Taylor Graham

My headlights cut silver-thin clouds and rain,
a gray fox disappears in clouds and rain.

Those nights I couldn’t sleep, sometimes I’d read
about a hero clad in deerskin, clouds and rain.

The only sounds, the breathing of tall trees,
tread of paw or moccasin, clouds and rain.

In drought, afraid to shatter brittle air,
I’d whisper, Let it begin! Clouds and rain.

Do you believe in ghosts? I mean, the ones
who shake the house, dance and spin clouds and rain.

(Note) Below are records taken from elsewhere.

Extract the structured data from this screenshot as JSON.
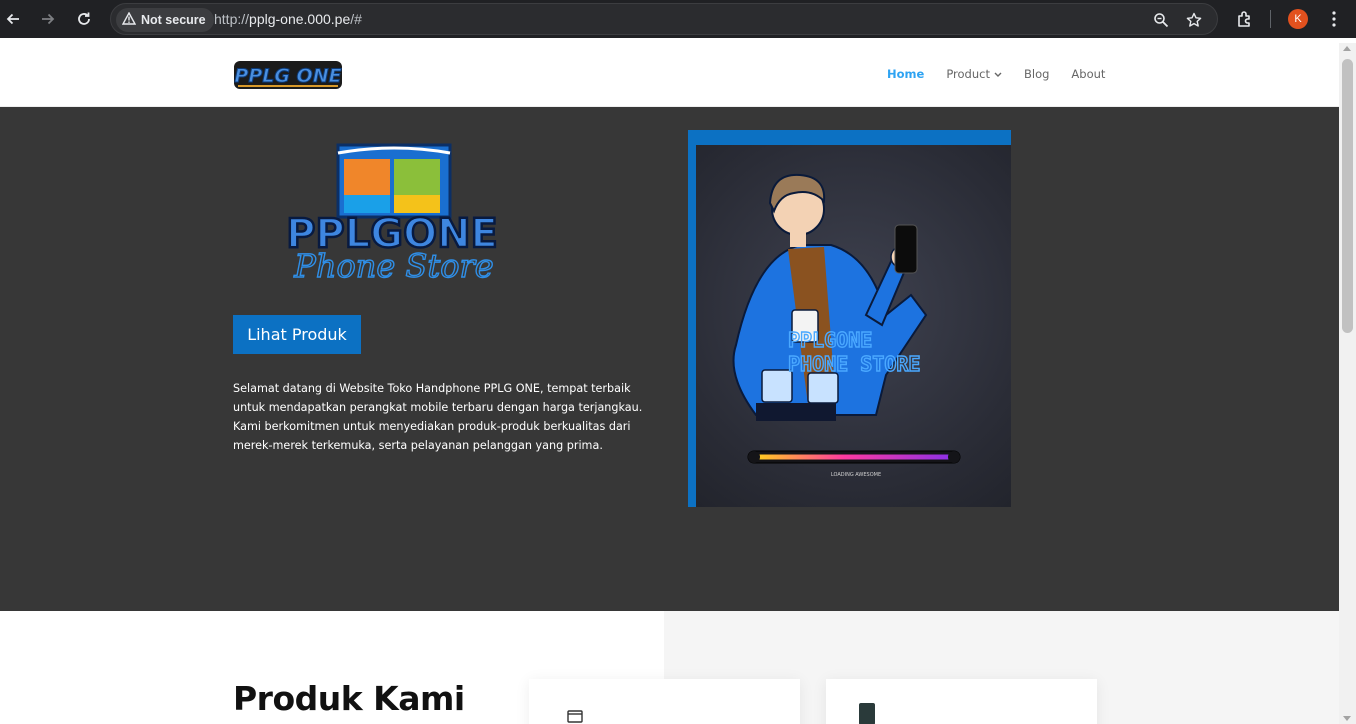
{
  "browser": {
    "security_label": "Not secure",
    "url_scheme": "http://",
    "url_host": "pplg-one.000.pe",
    "url_path": "/#",
    "profile_initial": "K"
  },
  "header": {
    "logo_text": "PPLG ONE",
    "nav": [
      {
        "label": "Home",
        "active": true
      },
      {
        "label": "Product",
        "has_dropdown": true
      },
      {
        "label": "Blog"
      },
      {
        "label": "About"
      }
    ]
  },
  "hero": {
    "logo_line1": "PPLGONE",
    "logo_line2": "Phone Store",
    "cta_label": "Lihat Produk",
    "description": "Selamat datang di Website Toko Handphone PPLG ONE, tempat terbaik untuk mendapatkan perangkat mobile terbaru dengan harga terjangkau. Kami berkomitmen untuk menyediakan produk-produk berkualitas dari merek-merek terkemuka, serta pelayanan pelanggan yang prima.",
    "image_title_line1": "PPLGONE",
    "image_title_line2": "PHONE STORE",
    "image_loading_text": "LOADING AWESOME"
  },
  "products": {
    "title": "Produk Kami"
  },
  "colors": {
    "accent": "#0c71c3",
    "nav_active": "#2ea3f2",
    "hero_bg": "#373737",
    "chrome_bg": "#202124"
  }
}
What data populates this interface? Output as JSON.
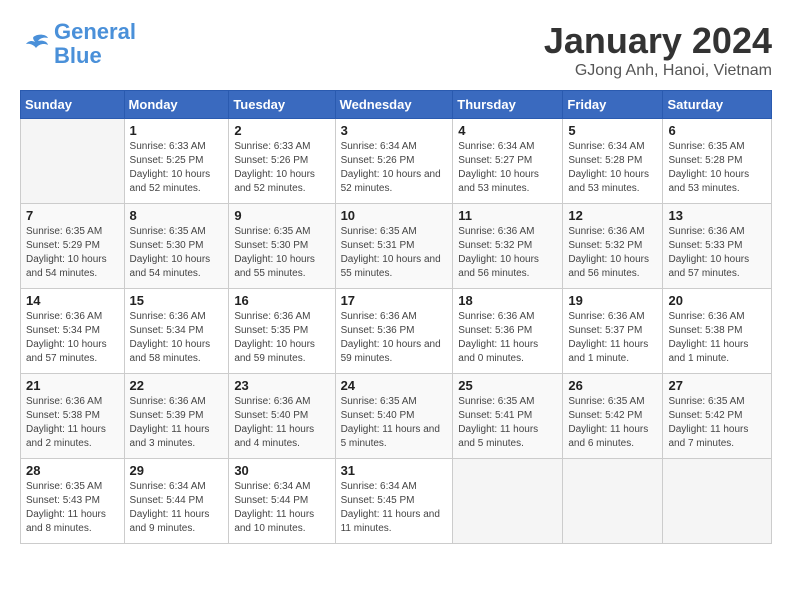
{
  "header": {
    "logo_general": "General",
    "logo_blue": "Blue",
    "title": "January 2024",
    "subtitle": "GJong Anh, Hanoi, Vietnam"
  },
  "weekdays": [
    "Sunday",
    "Monday",
    "Tuesday",
    "Wednesday",
    "Thursday",
    "Friday",
    "Saturday"
  ],
  "weeks": [
    [
      {
        "day": "",
        "sunrise": "",
        "sunset": "",
        "daylight": ""
      },
      {
        "day": "1",
        "sunrise": "6:33 AM",
        "sunset": "5:25 PM",
        "daylight": "10 hours and 52 minutes."
      },
      {
        "day": "2",
        "sunrise": "6:33 AM",
        "sunset": "5:26 PM",
        "daylight": "10 hours and 52 minutes."
      },
      {
        "day": "3",
        "sunrise": "6:34 AM",
        "sunset": "5:26 PM",
        "daylight": "10 hours and 52 minutes."
      },
      {
        "day": "4",
        "sunrise": "6:34 AM",
        "sunset": "5:27 PM",
        "daylight": "10 hours and 53 minutes."
      },
      {
        "day": "5",
        "sunrise": "6:34 AM",
        "sunset": "5:28 PM",
        "daylight": "10 hours and 53 minutes."
      },
      {
        "day": "6",
        "sunrise": "6:35 AM",
        "sunset": "5:28 PM",
        "daylight": "10 hours and 53 minutes."
      }
    ],
    [
      {
        "day": "7",
        "sunrise": "6:35 AM",
        "sunset": "5:29 PM",
        "daylight": "10 hours and 54 minutes."
      },
      {
        "day": "8",
        "sunrise": "6:35 AM",
        "sunset": "5:30 PM",
        "daylight": "10 hours and 54 minutes."
      },
      {
        "day": "9",
        "sunrise": "6:35 AM",
        "sunset": "5:30 PM",
        "daylight": "10 hours and 55 minutes."
      },
      {
        "day": "10",
        "sunrise": "6:35 AM",
        "sunset": "5:31 PM",
        "daylight": "10 hours and 55 minutes."
      },
      {
        "day": "11",
        "sunrise": "6:36 AM",
        "sunset": "5:32 PM",
        "daylight": "10 hours and 56 minutes."
      },
      {
        "day": "12",
        "sunrise": "6:36 AM",
        "sunset": "5:32 PM",
        "daylight": "10 hours and 56 minutes."
      },
      {
        "day": "13",
        "sunrise": "6:36 AM",
        "sunset": "5:33 PM",
        "daylight": "10 hours and 57 minutes."
      }
    ],
    [
      {
        "day": "14",
        "sunrise": "6:36 AM",
        "sunset": "5:34 PM",
        "daylight": "10 hours and 57 minutes."
      },
      {
        "day": "15",
        "sunrise": "6:36 AM",
        "sunset": "5:34 PM",
        "daylight": "10 hours and 58 minutes."
      },
      {
        "day": "16",
        "sunrise": "6:36 AM",
        "sunset": "5:35 PM",
        "daylight": "10 hours and 59 minutes."
      },
      {
        "day": "17",
        "sunrise": "6:36 AM",
        "sunset": "5:36 PM",
        "daylight": "10 hours and 59 minutes."
      },
      {
        "day": "18",
        "sunrise": "6:36 AM",
        "sunset": "5:36 PM",
        "daylight": "11 hours and 0 minutes."
      },
      {
        "day": "19",
        "sunrise": "6:36 AM",
        "sunset": "5:37 PM",
        "daylight": "11 hours and 1 minute."
      },
      {
        "day": "20",
        "sunrise": "6:36 AM",
        "sunset": "5:38 PM",
        "daylight": "11 hours and 1 minute."
      }
    ],
    [
      {
        "day": "21",
        "sunrise": "6:36 AM",
        "sunset": "5:38 PM",
        "daylight": "11 hours and 2 minutes."
      },
      {
        "day": "22",
        "sunrise": "6:36 AM",
        "sunset": "5:39 PM",
        "daylight": "11 hours and 3 minutes."
      },
      {
        "day": "23",
        "sunrise": "6:36 AM",
        "sunset": "5:40 PM",
        "daylight": "11 hours and 4 minutes."
      },
      {
        "day": "24",
        "sunrise": "6:35 AM",
        "sunset": "5:40 PM",
        "daylight": "11 hours and 5 minutes."
      },
      {
        "day": "25",
        "sunrise": "6:35 AM",
        "sunset": "5:41 PM",
        "daylight": "11 hours and 5 minutes."
      },
      {
        "day": "26",
        "sunrise": "6:35 AM",
        "sunset": "5:42 PM",
        "daylight": "11 hours and 6 minutes."
      },
      {
        "day": "27",
        "sunrise": "6:35 AM",
        "sunset": "5:42 PM",
        "daylight": "11 hours and 7 minutes."
      }
    ],
    [
      {
        "day": "28",
        "sunrise": "6:35 AM",
        "sunset": "5:43 PM",
        "daylight": "11 hours and 8 minutes."
      },
      {
        "day": "29",
        "sunrise": "6:34 AM",
        "sunset": "5:44 PM",
        "daylight": "11 hours and 9 minutes."
      },
      {
        "day": "30",
        "sunrise": "6:34 AM",
        "sunset": "5:44 PM",
        "daylight": "11 hours and 10 minutes."
      },
      {
        "day": "31",
        "sunrise": "6:34 AM",
        "sunset": "5:45 PM",
        "daylight": "11 hours and 11 minutes."
      },
      {
        "day": "",
        "sunrise": "",
        "sunset": "",
        "daylight": ""
      },
      {
        "day": "",
        "sunrise": "",
        "sunset": "",
        "daylight": ""
      },
      {
        "day": "",
        "sunrise": "",
        "sunset": "",
        "daylight": ""
      }
    ]
  ]
}
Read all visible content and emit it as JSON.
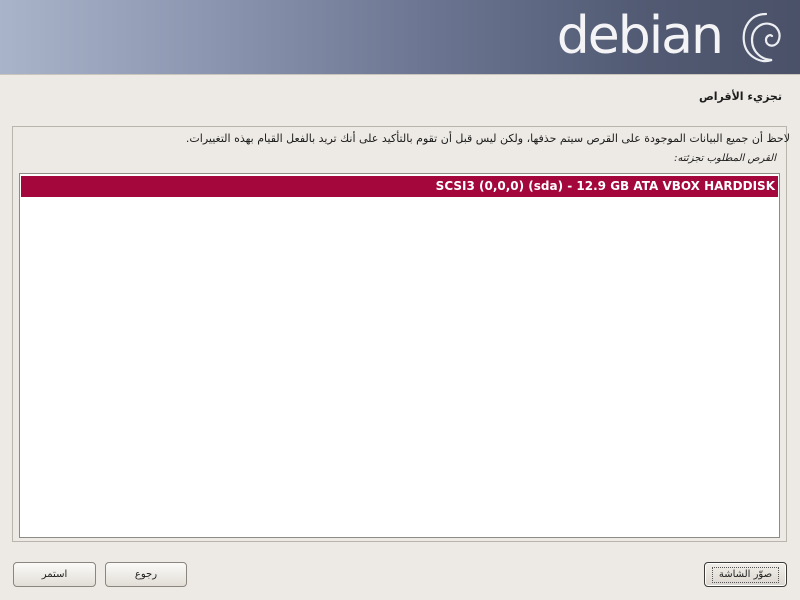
{
  "header": {
    "logo_text": "debian",
    "logo_icon": "debian-swirl-icon"
  },
  "page": {
    "title": "تجزيء الأقراص",
    "instruction": "لاحظ أن جميع البيانات الموجودة على القرص سيتم حذفها، ولكن ليس قبل أن تقوم بالتأكيد على أنك تريد بالفعل القيام بهذه التغييرات.",
    "list_label": "القرص المطلوب تجزئته:"
  },
  "disks": [
    {
      "label": "SCSI3 (0,0,0) (sda) - 12.9 GB ATA VBOX HARDDISK",
      "selected": true
    }
  ],
  "buttons": {
    "continue": "استمر",
    "back": "رجوع",
    "screenshot": "صوّر الشاشة"
  },
  "colors": {
    "selection": "#a3073b",
    "background": "#edeae5"
  }
}
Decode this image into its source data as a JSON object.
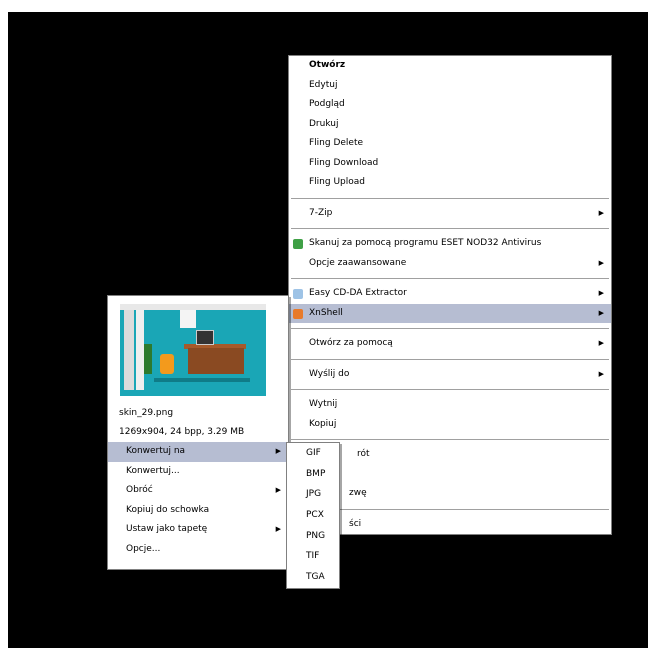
{
  "context_menu": {
    "items_top": [
      "Otwórz",
      "Edytuj",
      "Podgląd",
      "Drukuj",
      "Fling Delete",
      "Fling Download",
      "Fling Upload"
    ],
    "zip": "7-Zip",
    "eset_scan": "Skanuj za pomocą programu ESET NOD32 Antivirus",
    "advanced": "Opcje zaawansowane",
    "easy_cd": "Easy CD-DA Extractor",
    "xnshell": "XnShell",
    "open_with": "Otwórz za pomocą",
    "send_to": "Wyślij do",
    "cut": "Wytnij",
    "copy": "Kopiuj",
    "shortcut_partial": "rót",
    "rename_partial": "zwę",
    "properties_partial": "ści",
    "submenu_arrow": "▶",
    "colors": {
      "highlight": "#b6bdd2",
      "eset_icon": "#3fa046",
      "easy_cd_icon": "#9ec3e6",
      "xnshell_icon": "#e87a2a"
    }
  },
  "xnshell_panel": {
    "filename": "skin_29.png",
    "details": "1269x904, 24 bpp, 3.29 MB",
    "items": [
      {
        "label": "Konwertuj na",
        "submenu": true,
        "highlighted": true
      },
      {
        "label": "Konwertuj...",
        "submenu": false
      },
      {
        "label": "Obróć",
        "submenu": true
      },
      {
        "label": "Kopiuj do schowka",
        "submenu": false
      },
      {
        "label": "Ustaw jako tapetę",
        "submenu": true
      },
      {
        "label": "Opcje...",
        "submenu": false
      }
    ]
  },
  "format_menu": {
    "items": [
      "GIF",
      "BMP",
      "JPG",
      "PCX",
      "PNG",
      "TIF",
      "TGA"
    ]
  }
}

Imagine how the world might be remade,
gone wild with wing, talon, fin, clouds and rain.

Old folks recount their lives gone dim, each
misty point of origin, clouds and rain.

And I, scribbler of lines across a page,
shall write this in the margin: clouds and rain.

David Jalajel Noah: an Oratorio
C W Hawes “tears”
R. W. Watkins The Famous One
Sukhdarshan Dhaliwal Clouds and Rain
Ahmed Masud “monsoon”
Joel Neubauer “manna”
Esther Greenleaf Mürer Clouds and rain
Mike Farman Clouds and Rain Ghazal
Tree Riesener Ghazal: Clouds and Rain
Linda Papanicolaou Silver Linings
Majid Mohiuddin “blessings”
Margaret Bell Clouds and Rain
Raindust Clouds & Rain
Bill Batcher Clouds and Rain
Roger Robison Promises and Threats

Editor’s Comments

Here it is: the results of the “clouds and rain” radif challenge. Thirteen ghazals came in response to the challenge; each of the thirteen merits publication, so here they are for your enjoyment.

The thing that struck me about these poems, after quality, is variety. Given that each ghazal uses the same radif, the thirteen vary widely (and successfully). I’m not going to make many comments here: read and reread the poems for yourself. From David Jalajel’s oratorio to Raindust’s use of the triplet sher introduced by Robert Bly, from very long lines (Joel Neubauer) to iambic pentameter (C W Hawes), from traditional themes and imagery (Sukhdarshan Dhaliwal and Majid Mohiuddin) to the context of the “cluds and rain” in Chinese Tradition (Mike Farman), to Roger Robison’s, Linda Papincalaou’s, and Esther Mürer’s more contemporary situating of the radif — there’s an amazing range of imagery, allusion, feeling, image, and rhythm.

Taylor Graham’s “Beginnings” leads on the home page for this issue because of its mythic, chthonic resonances. We humans live in mysteries that we rarely see; it takes poets to open our eyes.

About larrygates

Web developer of Ghazal Page. Sometime pseudonymous ghazalkar.